# [EXERCISE REQUIREMENTS]
Among the lines of the entries below, count those containing the word "Discontinued" and answer with the number only.

STORED DATA START

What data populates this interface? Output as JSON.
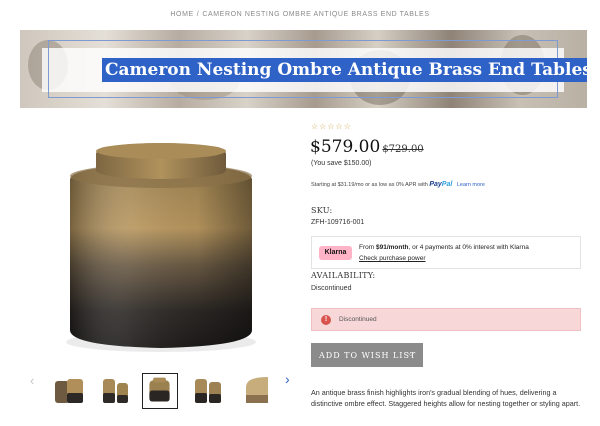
{
  "breadcrumb": {
    "home": "HOME",
    "separator": "/",
    "current": "CAMERON NESTING OMBRE ANTIQUE BRASS END TABLES"
  },
  "hero": {
    "title": "Cameron Nesting Ombre Antique Brass End Tables"
  },
  "gallery": {
    "prev_icon": "‹",
    "next_icon": "›",
    "selected_thumbnail": 3,
    "thumbnail_count": 5
  },
  "product": {
    "rating_stars": "☆☆☆☆☆",
    "rating_value": 0,
    "price": "$579.00",
    "original_price": "$729.00",
    "savings": "(You save $150.00)",
    "financing": {
      "text": "Starting at $31.19/mo or as low as 0% APR with",
      "brand_pay": "Pay",
      "brand_pal": "Pal",
      "link": "Learn more"
    },
    "sku_label": "SKU:",
    "sku_value": "ZFH-109716-001",
    "klarna": {
      "badge": "Klarna",
      "text_prefix": "From",
      "amount": "$91/month",
      "text_suffix": ", or 4 payments at 0% interest with Klarna",
      "link": "Check purchase power"
    },
    "availability_label": "AVAILABILITY:",
    "availability_value": "Discontinued",
    "alert": {
      "icon": "!",
      "text": "Discontinued"
    },
    "wishlist_button": "ADD TO WISH LIST",
    "wishlist_chevron": "⌵",
    "description": "An antique brass finish highlights iron's gradual blending of hues, delivering a distinctive ombre effect. Staggered heights allow for nesting together or styling apart."
  },
  "colors": {
    "accent": "#2f62c7",
    "klarna_pink": "#ffb3c7",
    "alert_bg": "#f7d7d8",
    "alert_icon": "#d9534f",
    "button_gray": "#8b8b8b",
    "brass_top": "#a3875a",
    "brass_dark": "#2a2623"
  }
}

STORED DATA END

# [EXERCISE ANSWER]
2